"(1) Notwithstanding anything to the contrary contained in any other law or contract no order decree for the recovery of possession of any premises shall be made by any court or Controller in favor of the landlord against a tenant:
Provided that the Controller may on an application made to him in the prescribed manner make an order for the recovery of the premises on one or more of the following grounds only, namely - of the following grounds only namely -
(b) that the tenant has, on or after the 9th day of June. 1952, sub-let, assigned or otherwise parted with the possession of the whole or any part of the premises without obtaining the consent in writing of the landlord."
5. It is thus clear that the land-lord can evict the sub-tenants only if the sub-tenancies are subsequent to 9th June 1952 in view of the concession in this case (vide the order of the learned Additional District judge) that the subtenancies in this case were prior to 1952, the landlord cannot even evict the subtenants.
6. It therefore follows that if any different view were to be taken concerning the impugned assessment in this case despite the landlord not being able to recover anything more than the standard rent as per the provisions of Delhi and Ajmer Rent Control Act. 1952 and his not being able to even evict the sub-tenants because of Section 14(1)(b) of the Delhi Rent Control Act of 1958 he would still be liable to pay municipal tax on the basis of rents which he does not actually himself receive and could not in law receive.

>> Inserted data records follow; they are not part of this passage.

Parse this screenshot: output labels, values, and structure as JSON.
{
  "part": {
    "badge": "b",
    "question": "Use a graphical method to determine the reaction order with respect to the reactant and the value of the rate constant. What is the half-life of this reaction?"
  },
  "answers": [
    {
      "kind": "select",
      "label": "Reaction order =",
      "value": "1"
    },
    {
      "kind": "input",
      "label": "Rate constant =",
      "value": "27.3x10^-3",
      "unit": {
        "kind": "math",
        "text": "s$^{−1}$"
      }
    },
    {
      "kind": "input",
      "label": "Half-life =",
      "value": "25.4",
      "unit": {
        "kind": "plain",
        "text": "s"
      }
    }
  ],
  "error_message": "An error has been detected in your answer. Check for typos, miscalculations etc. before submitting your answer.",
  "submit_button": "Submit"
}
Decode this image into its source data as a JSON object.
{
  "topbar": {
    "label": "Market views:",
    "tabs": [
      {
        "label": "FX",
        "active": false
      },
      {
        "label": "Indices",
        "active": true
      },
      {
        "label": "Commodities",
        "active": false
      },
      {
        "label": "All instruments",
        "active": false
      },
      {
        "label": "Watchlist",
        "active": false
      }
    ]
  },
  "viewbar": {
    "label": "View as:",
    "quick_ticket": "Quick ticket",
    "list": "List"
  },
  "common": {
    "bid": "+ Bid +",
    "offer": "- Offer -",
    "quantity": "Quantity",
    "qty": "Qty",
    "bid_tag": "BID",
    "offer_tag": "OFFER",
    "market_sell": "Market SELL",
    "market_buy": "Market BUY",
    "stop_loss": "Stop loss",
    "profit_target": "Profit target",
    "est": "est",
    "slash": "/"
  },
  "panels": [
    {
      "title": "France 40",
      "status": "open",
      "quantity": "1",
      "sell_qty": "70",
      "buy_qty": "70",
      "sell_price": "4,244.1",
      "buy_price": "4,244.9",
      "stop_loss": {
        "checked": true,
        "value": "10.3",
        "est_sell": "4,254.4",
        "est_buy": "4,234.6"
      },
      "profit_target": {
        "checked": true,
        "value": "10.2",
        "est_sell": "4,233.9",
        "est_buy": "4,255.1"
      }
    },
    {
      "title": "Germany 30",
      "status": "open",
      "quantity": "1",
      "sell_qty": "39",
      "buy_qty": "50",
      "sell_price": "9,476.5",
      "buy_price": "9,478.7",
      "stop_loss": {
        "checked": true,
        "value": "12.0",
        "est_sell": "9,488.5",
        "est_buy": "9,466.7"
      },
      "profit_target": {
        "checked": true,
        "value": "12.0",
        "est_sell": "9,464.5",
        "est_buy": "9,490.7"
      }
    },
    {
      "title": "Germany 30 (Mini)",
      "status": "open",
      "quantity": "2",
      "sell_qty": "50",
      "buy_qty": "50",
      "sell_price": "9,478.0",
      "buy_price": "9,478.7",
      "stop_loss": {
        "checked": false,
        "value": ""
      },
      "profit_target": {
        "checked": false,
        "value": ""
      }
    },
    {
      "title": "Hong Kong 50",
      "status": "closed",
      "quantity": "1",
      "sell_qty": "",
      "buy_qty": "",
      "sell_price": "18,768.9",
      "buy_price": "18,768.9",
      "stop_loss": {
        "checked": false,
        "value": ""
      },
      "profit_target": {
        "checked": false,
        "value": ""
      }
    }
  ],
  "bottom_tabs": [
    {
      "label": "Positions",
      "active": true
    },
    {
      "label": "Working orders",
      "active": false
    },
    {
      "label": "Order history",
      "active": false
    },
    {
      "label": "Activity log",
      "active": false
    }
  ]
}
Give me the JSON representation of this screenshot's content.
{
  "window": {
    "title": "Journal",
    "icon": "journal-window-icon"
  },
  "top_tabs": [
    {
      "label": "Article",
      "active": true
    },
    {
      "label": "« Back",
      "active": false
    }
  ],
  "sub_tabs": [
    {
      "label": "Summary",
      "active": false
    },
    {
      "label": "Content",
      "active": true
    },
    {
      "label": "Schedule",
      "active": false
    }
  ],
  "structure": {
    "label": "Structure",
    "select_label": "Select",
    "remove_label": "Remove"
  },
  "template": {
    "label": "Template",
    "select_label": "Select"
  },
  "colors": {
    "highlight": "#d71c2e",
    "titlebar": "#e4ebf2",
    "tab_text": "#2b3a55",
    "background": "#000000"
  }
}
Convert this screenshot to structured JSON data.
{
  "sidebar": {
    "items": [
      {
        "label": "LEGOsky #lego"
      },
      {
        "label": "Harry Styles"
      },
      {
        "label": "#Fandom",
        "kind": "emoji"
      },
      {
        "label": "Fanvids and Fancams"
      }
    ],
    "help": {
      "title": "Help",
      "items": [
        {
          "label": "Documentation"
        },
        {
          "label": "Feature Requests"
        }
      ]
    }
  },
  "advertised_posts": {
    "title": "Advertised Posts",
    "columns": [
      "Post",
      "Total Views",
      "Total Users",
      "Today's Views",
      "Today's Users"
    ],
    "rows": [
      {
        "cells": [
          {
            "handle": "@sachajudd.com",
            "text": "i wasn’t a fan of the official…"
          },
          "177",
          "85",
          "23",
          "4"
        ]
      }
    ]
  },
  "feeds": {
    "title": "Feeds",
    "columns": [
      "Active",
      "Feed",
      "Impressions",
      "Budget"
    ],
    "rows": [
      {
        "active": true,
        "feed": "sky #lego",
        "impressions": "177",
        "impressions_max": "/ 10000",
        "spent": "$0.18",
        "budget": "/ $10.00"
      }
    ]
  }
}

This would plainly be contrary to S. 116 second proviso which in the context has to be understood as not merely covering cases where there is any order of fixation by the concerned authority under the provisions of the Delhi and Ajmer Rent Control Act 1952 but also cases where the standard rent has been provided for (fixed) by the provisions of the statute itself - and this is what applies to the present case.
7. A further argument was raised stating that the amendment of the assessment list which is provided by Section 126 could not be itself done without adopting the specific procedure laid down in Section 126(2) of the Delhi Municipal Corporation Act. 1957. This argument need not detain us in the vies that the order of assessment even apart from any procedure that may have to be followed under the said Act is seen to be one which offends Section 116(1) second proviso of the Delhi Municipal Corporation Act. 1957.
8. In the result the writ petition is accepted and the order of the Delhi Municipal Corporation fixing the assessment on the basis of the annual assessment value exceeding Rs.6804/- and the order of the learned Additional District Judge (appellate authority) dated 8th August 1961 confirming the order of the assessing authority are quashed. The petitioner will be entitled to the costs of this writ petition. Counsel fee Rs.150/-.
9. Petition allowed.